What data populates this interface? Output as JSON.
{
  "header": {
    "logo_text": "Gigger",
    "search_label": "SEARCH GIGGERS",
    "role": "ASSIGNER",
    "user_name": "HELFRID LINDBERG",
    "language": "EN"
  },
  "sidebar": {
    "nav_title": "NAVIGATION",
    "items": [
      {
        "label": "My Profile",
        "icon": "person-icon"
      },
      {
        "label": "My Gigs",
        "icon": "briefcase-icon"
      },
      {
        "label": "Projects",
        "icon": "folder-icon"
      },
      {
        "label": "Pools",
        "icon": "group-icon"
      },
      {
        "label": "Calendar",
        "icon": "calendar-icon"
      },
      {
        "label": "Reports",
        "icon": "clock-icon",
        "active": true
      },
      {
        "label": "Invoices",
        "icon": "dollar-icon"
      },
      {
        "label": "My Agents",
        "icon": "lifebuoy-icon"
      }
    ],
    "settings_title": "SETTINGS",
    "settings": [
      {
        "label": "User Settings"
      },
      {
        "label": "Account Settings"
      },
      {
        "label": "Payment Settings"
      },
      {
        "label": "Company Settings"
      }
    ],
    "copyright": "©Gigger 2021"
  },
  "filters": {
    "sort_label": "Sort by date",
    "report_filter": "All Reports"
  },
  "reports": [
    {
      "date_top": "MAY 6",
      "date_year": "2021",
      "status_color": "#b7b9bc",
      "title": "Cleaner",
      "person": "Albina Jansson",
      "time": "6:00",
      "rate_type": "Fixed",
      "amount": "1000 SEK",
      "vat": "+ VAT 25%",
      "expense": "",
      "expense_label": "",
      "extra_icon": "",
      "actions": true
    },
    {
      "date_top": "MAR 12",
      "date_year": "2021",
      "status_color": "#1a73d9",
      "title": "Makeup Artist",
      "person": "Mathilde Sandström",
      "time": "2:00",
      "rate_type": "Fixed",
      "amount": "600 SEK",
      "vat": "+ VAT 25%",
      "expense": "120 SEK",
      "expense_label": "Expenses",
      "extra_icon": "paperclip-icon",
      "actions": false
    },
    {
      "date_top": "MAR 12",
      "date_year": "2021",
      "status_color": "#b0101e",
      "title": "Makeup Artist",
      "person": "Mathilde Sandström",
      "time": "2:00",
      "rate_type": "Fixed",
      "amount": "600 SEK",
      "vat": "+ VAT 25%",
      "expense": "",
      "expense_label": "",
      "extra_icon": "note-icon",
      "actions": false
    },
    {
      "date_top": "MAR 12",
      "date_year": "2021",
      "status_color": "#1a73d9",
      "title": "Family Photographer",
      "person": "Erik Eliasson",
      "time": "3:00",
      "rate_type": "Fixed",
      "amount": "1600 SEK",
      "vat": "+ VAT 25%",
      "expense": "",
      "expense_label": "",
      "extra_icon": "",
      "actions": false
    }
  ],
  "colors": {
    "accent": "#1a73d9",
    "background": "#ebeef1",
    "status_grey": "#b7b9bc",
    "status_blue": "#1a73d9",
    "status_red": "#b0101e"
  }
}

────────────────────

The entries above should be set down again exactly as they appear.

What data populates this interface? Output as JSON.
{
  "header": {
    "logo_text": "Gigger",
    "search_label": "SEARCH GIGGERS",
    "role": "ASSIGNER",
    "user_name": "HELFRID LINDBERG",
    "language": "EN"
  },
  "sidebar": {
    "nav_title": "NAVIGATION",
    "items": [
      {
        "label": "My Profile",
        "icon": "person-icon"
      },
      {
        "label": "My Gigs",
        "icon": "briefcase-icon"
      },
      {
        "label": "Projects",
        "icon": "folder-icon"
      },
      {
        "label": "Pools",
        "icon": "group-icon"
      },
      {
        "label": "Calendar",
        "icon": "calendar-icon"
      },
      {
        "label": "Reports",
        "icon": "clock-icon",
        "active": true
      },
      {
        "label": "Invoices",
        "icon": "dollar-icon"
      },
      {
        "label": "My Agents",
        "icon": "lifebuoy-icon"
      }
    ],
    "settings_title": "SETTINGS",
    "settings": [
      {
        "label": "User Settings"
      },
      {
        "label": "Account Settings"
      },
      {
        "label": "Payment Settings"
      },
      {
        "label": "Company Settings"
      }
    ],
    "copyright": "©Gigger 2021"
  },
  "filters": {
    "sort_label": "Sort by date",
    "report_filter": "All Reports"
  },
  "reports": [
    {
      "date_top": "MAY 6",
      "date_year": "2021",
      "status_color": "#b7b9bc",
      "title": "Cleaner",
      "person": "Albina Jansson",
      "time": "6:00",
      "rate_type": "Fixed",
      "amount": "1000 SEK",
      "vat": "+ VAT 25%",
      "expense": "",
      "expense_label": "",
      "extra_icon": "",
      "actions": true
    },
    {
      "date_top": "MAR 12",
      "date_year": "2021",
      "status_color": "#1a73d9",
      "title": "Makeup Artist",
      "person": "Mathilde Sandström",
      "time": "2:00",
      "rate_type": "Fixed",
      "amount": "600 SEK",
      "vat": "+ VAT 25%",
      "expense": "120 SEK",
      "expense_label": "Expenses",
      "extra_icon": "paperclip-icon",
      "actions": false
    },
    {
      "date_top": "MAR 12",
      "date_year": "2021",
      "status_color": "#b0101e",
      "title": "Makeup Artist",
      "person": "Mathilde Sandström",
      "time": "2:00",
      "rate_type": "Fixed",
      "amount": "600 SEK",
      "vat": "+ VAT 25%",
      "expense": "",
      "expense_label": "",
      "extra_icon": "note-icon",
      "actions": false
    },
    {
      "date_top": "MAR 12",
      "date_year": "2021",
      "status_color": "#1a73d9",
      "title": "Family Photographer",
      "person": "Erik Eliasson",
      "time": "3:00",
      "rate_type": "Fixed",
      "amount": "1600 SEK",
      "vat": "+ VAT 25%",
      "expense": "",
      "expense_label": "",
      "extra_icon": "",
      "actions": false
    }
  ],
  "colors": {
    "accent": "#1a73d9",
    "background": "#ebeef1",
    "status_grey": "#b7b9bc",
    "status_blue": "#1a73d9",
    "status_red": "#b0101e"
  }
}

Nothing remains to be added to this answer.